Interface dataset entries
=== Section Start ===

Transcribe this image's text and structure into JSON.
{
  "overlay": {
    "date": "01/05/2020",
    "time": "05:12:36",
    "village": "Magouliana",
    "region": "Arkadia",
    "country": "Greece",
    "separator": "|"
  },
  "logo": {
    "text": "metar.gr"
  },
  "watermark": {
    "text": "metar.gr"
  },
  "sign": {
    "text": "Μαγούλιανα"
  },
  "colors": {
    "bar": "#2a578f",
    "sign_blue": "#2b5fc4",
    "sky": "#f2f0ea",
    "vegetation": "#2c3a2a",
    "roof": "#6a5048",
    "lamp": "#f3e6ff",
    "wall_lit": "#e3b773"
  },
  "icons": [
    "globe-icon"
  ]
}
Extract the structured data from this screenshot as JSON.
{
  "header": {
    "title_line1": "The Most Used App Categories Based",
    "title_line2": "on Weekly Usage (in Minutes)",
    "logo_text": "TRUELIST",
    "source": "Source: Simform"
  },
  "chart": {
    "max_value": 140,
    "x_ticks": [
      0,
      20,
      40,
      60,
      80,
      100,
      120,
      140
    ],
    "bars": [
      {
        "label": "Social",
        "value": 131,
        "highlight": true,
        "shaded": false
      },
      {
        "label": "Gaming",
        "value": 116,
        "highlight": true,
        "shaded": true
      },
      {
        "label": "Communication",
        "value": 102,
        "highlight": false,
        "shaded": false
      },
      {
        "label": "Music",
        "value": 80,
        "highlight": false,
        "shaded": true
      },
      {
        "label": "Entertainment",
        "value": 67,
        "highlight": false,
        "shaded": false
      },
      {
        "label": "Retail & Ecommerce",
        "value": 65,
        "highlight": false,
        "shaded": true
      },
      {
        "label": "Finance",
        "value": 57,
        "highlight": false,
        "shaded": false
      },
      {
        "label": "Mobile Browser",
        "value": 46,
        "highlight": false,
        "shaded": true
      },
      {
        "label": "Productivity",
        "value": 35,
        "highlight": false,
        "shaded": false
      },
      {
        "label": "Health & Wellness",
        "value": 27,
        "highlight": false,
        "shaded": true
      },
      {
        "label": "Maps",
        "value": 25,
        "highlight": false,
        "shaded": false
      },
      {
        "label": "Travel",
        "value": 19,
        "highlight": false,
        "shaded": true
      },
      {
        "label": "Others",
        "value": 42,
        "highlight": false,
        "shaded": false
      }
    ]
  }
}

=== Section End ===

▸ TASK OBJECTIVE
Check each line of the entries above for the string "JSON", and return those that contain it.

▸ RESPONSE TO THE TASK
Transcribe this image's text and structure into JSON.
Extract the structured data from this screenshot as JSON.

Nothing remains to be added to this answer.